# TASK BRIEF:
Restate each entry below exactly; pictures stay out of the copy.

Data items
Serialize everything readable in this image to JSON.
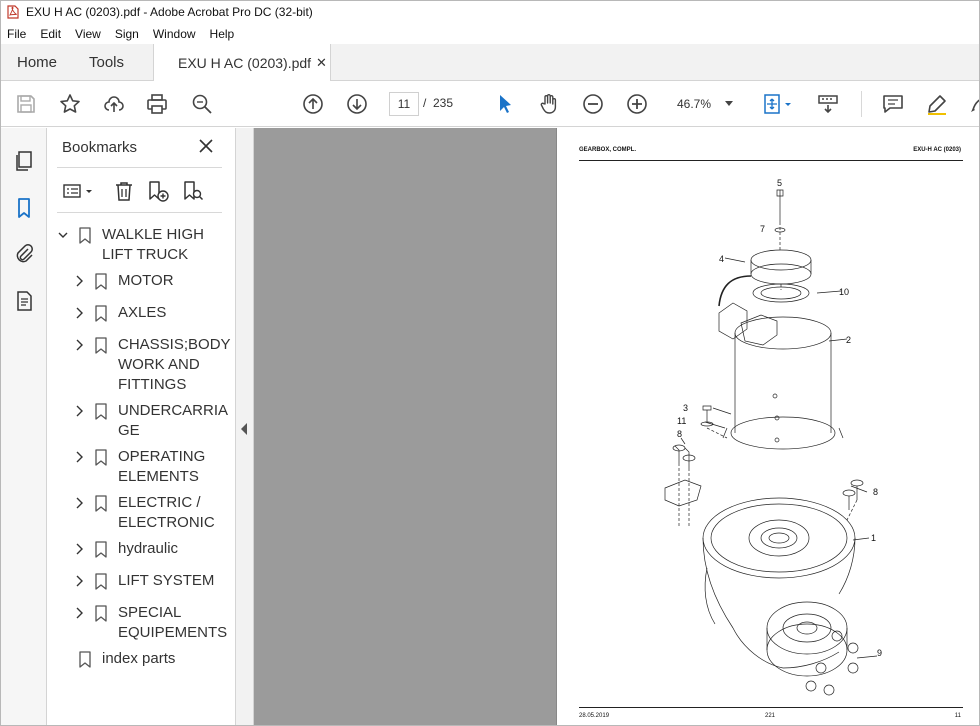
{
  "window": {
    "title": "EXU H AC (0203).pdf - Adobe Acrobat Pro DC (32-bit)"
  },
  "menu": [
    "File",
    "Edit",
    "View",
    "Sign",
    "Window",
    "Help"
  ],
  "tabs": {
    "home": "Home",
    "tools": "Tools",
    "document": "EXU H AC (0203).pdf",
    "close": "✕"
  },
  "toolbar": {
    "current_page": "11",
    "separator": "/",
    "total_pages": "235",
    "zoom": "46.7%"
  },
  "bookmarks": {
    "title": "Bookmarks",
    "items": [
      {
        "label": "WALKLE HIGH LIFT TRUCK",
        "expanded": true
      },
      {
        "label": "MOTOR"
      },
      {
        "label": "AXLES"
      },
      {
        "label": "CHASSIS;BODY WORK AND FITTINGS"
      },
      {
        "label": "UNDERCARRIAGE"
      },
      {
        "label": "OPERATING ELEMENTS"
      },
      {
        "label": "ELECTRIC / ELECTRONIC"
      },
      {
        "label": "hydraulic"
      },
      {
        "label": "LIFT SYSTEM"
      },
      {
        "label": "SPECIAL EQUIPEMENTS"
      },
      {
        "label": "index parts"
      }
    ]
  },
  "page": {
    "header_left": "GEARBOX, COMPL.",
    "header_right": "EXU-H AC (0203)",
    "footer_left": "28.05.2019",
    "footer_center": "221",
    "footer_right": "11",
    "callouts": [
      "5",
      "7",
      "4",
      "10",
      "2",
      "3",
      "11",
      "8",
      "8",
      "1",
      "9"
    ]
  },
  "colors": {
    "accent_blue": "#1a73c8",
    "canvas_gray": "#9b9b9b"
  }
}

# ANSWER TO THIS TASK:
Serialize everything readable in this image to JSON.
{
  "window": {
    "title": "EXU H AC (0203).pdf - Adobe Acrobat Pro DC (32-bit)"
  },
  "menu": [
    "File",
    "Edit",
    "View",
    "Sign",
    "Window",
    "Help"
  ],
  "tabs": {
    "home": "Home",
    "tools": "Tools",
    "document": "EXU H AC (0203).pdf",
    "close": "✕"
  },
  "toolbar": {
    "current_page": "11",
    "separator": "/",
    "total_pages": "235",
    "zoom": "46.7%"
  },
  "bookmarks": {
    "title": "Bookmarks",
    "items": [
      {
        "label": "WALKLE HIGH LIFT TRUCK",
        "expanded": true
      },
      {
        "label": "MOTOR"
      },
      {
        "label": "AXLES"
      },
      {
        "label": "CHASSIS;BODY WORK AND FITTINGS"
      },
      {
        "label": "UNDERCARRIAGE"
      },
      {
        "label": "OPERATING ELEMENTS"
      },
      {
        "label": "ELECTRIC / ELECTRONIC"
      },
      {
        "label": "hydraulic"
      },
      {
        "label": "LIFT SYSTEM"
      },
      {
        "label": "SPECIAL EQUIPEMENTS"
      },
      {
        "label": "index parts"
      }
    ]
  },
  "page": {
    "header_left": "GEARBOX, COMPL.",
    "header_right": "EXU-H AC (0203)",
    "footer_left": "28.05.2019",
    "footer_center": "221",
    "footer_right": "11",
    "callouts": [
      "5",
      "7",
      "4",
      "10",
      "2",
      "3",
      "11",
      "8",
      "8",
      "1",
      "9"
    ]
  },
  "colors": {
    "accent_blue": "#1a73c8",
    "canvas_gray": "#9b9b9b"
  }
}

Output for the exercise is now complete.